The federal Family and Medical Leave Act (FMLA) and the California Family Rights Act (CFRA) provides for overlapping, as well as separate leaves of absences. The administration of these leaves can be confusing and time-consuming. Employees are becoming more sophisticated in abusing the system and many companies feel it is a problem they are helpless to stop.
To minimize disruption in the workplace, employers must be proactive in preventing abuse. Don’t be afraid to hold employees accountable for their actions. FMLA/CFRA rules and regulations provide employers with guidelines to help prevent abuse. These tactics will help in avoiding employee abuse:
Review your FMLA/CFRA policies and procedures to ensure they are up to date. Auditing your policies to ensure they are up to date ensures consistency and prevents errors on your end.
Use written leave request forms. Even if an employee gives you verbal notice, you can ask that they submit their leave request in writing. When employees realize there is a paper trail, they are less likely to request leave they do not need.
Request the medical certifications be returned within 15 days. A medical certification form is your primary tool against abuse, so require employees certify their absence and seek re-certification when circumstances change.

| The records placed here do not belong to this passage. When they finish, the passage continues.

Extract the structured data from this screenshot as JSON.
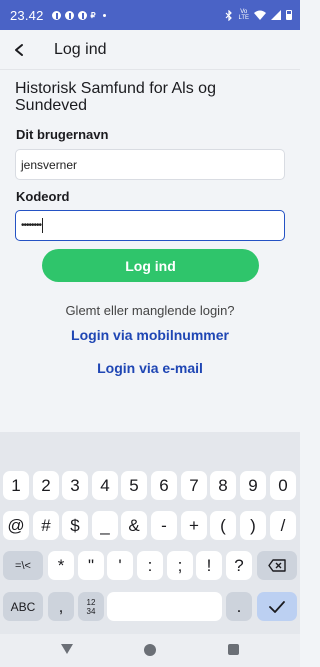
{
  "status_bar": {
    "time": "23.42",
    "notif_glyph": "₽",
    "volte_label": "Vo\nLTE",
    "icons": [
      "facebook-icon",
      "facebook-icon",
      "facebook-icon",
      "p-icon",
      "bluetooth-icon",
      "volte-icon",
      "wifi-icon",
      "signal-icon",
      "battery-icon"
    ]
  },
  "header": {
    "back_icon": "arrow-left-icon",
    "title": "Log ind"
  },
  "form": {
    "organization": "Historisk Samfund for Als og Sundeved",
    "username_label": "Dit brugernavn",
    "username_value": "jensverner",
    "password_label": "Kodeord",
    "password_value": "••••••••",
    "login_button": "Log ind"
  },
  "links": {
    "forgot_text": "Glemt eller manglende login?",
    "mobile_link": "Login via mobilnummer",
    "email_link": "Login via e-mail"
  },
  "keyboard": {
    "row1": [
      "1",
      "2",
      "3",
      "4",
      "5",
      "6",
      "7",
      "8",
      "9",
      "0"
    ],
    "row2": [
      "@",
      "#",
      "$",
      "_",
      "&",
      "-",
      "+",
      "(",
      ")",
      "/"
    ],
    "row3_left": "=\\<",
    "row3": [
      "*",
      "\"",
      "'",
      ":",
      ";",
      "!",
      "?"
    ],
    "row4_abc": "ABC",
    "row4_comma": ",",
    "row4_numpad": "12\n34",
    "row4_period": ".",
    "icons": [
      "backspace-icon",
      "checkmark-icon"
    ]
  },
  "colors": {
    "status_bar": "#4a63c6",
    "accent_green": "#2fc56b",
    "link_blue": "#1f46b4",
    "focus_border": "#2452c4"
  }
}
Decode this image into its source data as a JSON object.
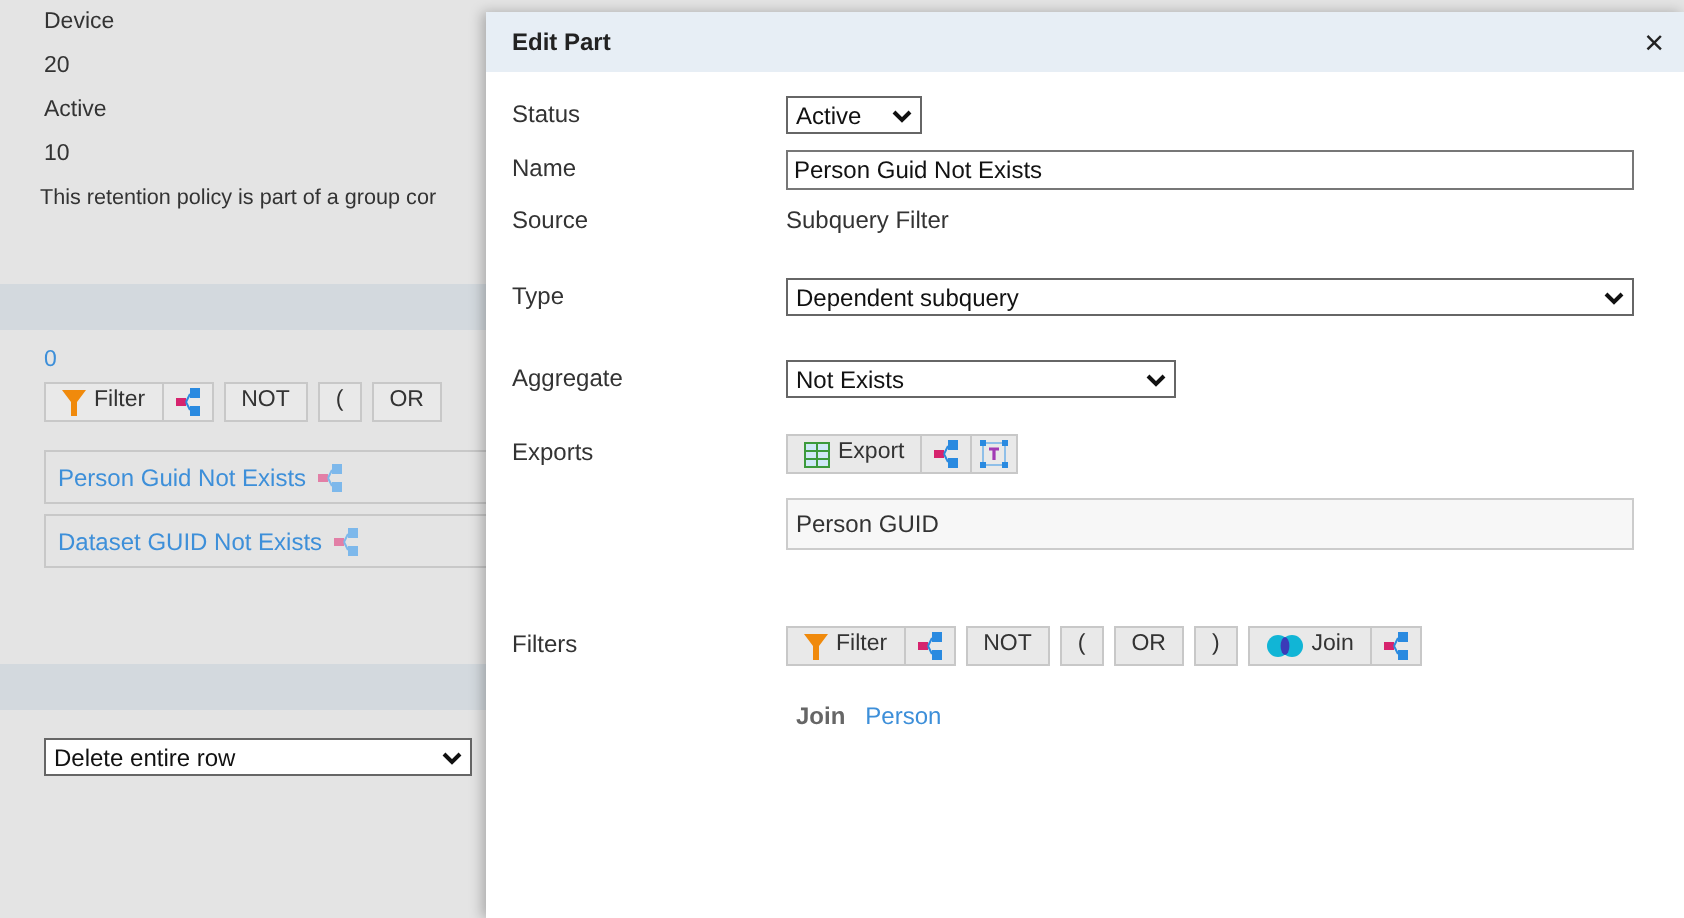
{
  "background": {
    "lines": [
      "Device",
      "20",
      "Active",
      "10",
      "This retention policy is part of a group cor"
    ],
    "count": "0",
    "toolbar": [
      {
        "kind": "filter",
        "label": "Filter"
      },
      {
        "kind": "text",
        "label": "NOT"
      },
      {
        "kind": "text",
        "label": "("
      },
      {
        "kind": "text",
        "label": "OR"
      }
    ],
    "parts": [
      "Person Guid Not Exists",
      "Dataset GUID Not Exists"
    ],
    "action_select": {
      "value": "Delete entire row"
    }
  },
  "dialog": {
    "title": "Edit Part",
    "close": "×",
    "fields": [
      {
        "kind": "select",
        "label": "Status",
        "value": "Active"
      },
      {
        "kind": "input",
        "label": "Name",
        "value": "Person Guid Not Exists"
      },
      {
        "kind": "text",
        "label": "Source",
        "value": "Subquery Filter"
      },
      {
        "kind": "select",
        "label": "Type",
        "value": "Dependent subquery"
      },
      {
        "kind": "select",
        "label": "Aggregate",
        "value": "Not Exists"
      },
      {
        "kind": "exports",
        "label": "Exports",
        "button": "Export",
        "value": "Person GUID"
      },
      {
        "kind": "filters",
        "label": "Filters",
        "toolbar": [
          {
            "kind": "filter",
            "label": "Filter"
          },
          {
            "kind": "text",
            "label": "NOT"
          },
          {
            "kind": "text",
            "label": "("
          },
          {
            "kind": "text",
            "label": "OR"
          },
          {
            "kind": "text",
            "label": ")"
          },
          {
            "kind": "join",
            "label": "Join"
          }
        ],
        "join": {
          "label": "Join",
          "link": "Person"
        }
      }
    ]
  }
}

Employers who do this in writing, explaining the penalties for not doing so, may take action, including delaying the leave, toward employees who fail to follow the rules. If the certification is incomplete or insufficient, request clarification. 
Calculate leave on a “rolling” 12 month period. This avoids the potential abuse of employees doubling their leave if leave is measured on a “calendar year” basis. 
Require employees use their paid leave prior to taking unpaid FMLA/CFRA leave. Generally, FMLA/CFRA leave is unpaid. Employees are less likely to abuse FMLA/CFRA leave if they have to first use their vacation to do so.
Establish and enforce call-in procedures for all leaves. Employers can deny FMLA/CFRA leave if employees fail to follow company call-in policy. The key to avoiding abuse is consistent enforcement of leave policies designed to prevent it.
Require employees provide 30 days notice for foreseeable FMLA leave. Requiring advance notice allows the employer to plan for the absence, which increases productivity and reduces abuse. 
Request employees schedule medical treatments around business hours. The regulations allow employers to ask employees to make reasonable efforts to schedule their medical treatment either before work or in the late afternoon to minimize disruption to the employer’s operations.
Require employees to submit a re-certification every 30 days. In some instances, an employer can require re-certification more frequently than every 30 days.  For instance, if the employee requests an extension; if circumstances change; or if an employer receives information that casts doubt on the employee’s stated reason for the absence.
Check in periodically. Keep open the lines of communication. Checking in with the employee periodically to see how they are doing is legal – just don’t ask them to do any work while they are on leave.
 29 CFR §825.305(b).
 29 CFR §825.200
 29 CFR §825.207(b)
 29 CFR 825.302(a).
 29 CFR 825.302(e).
 29 CFR 825.308(a).
 29 CFR 825.308(c)(1), (2), and (3).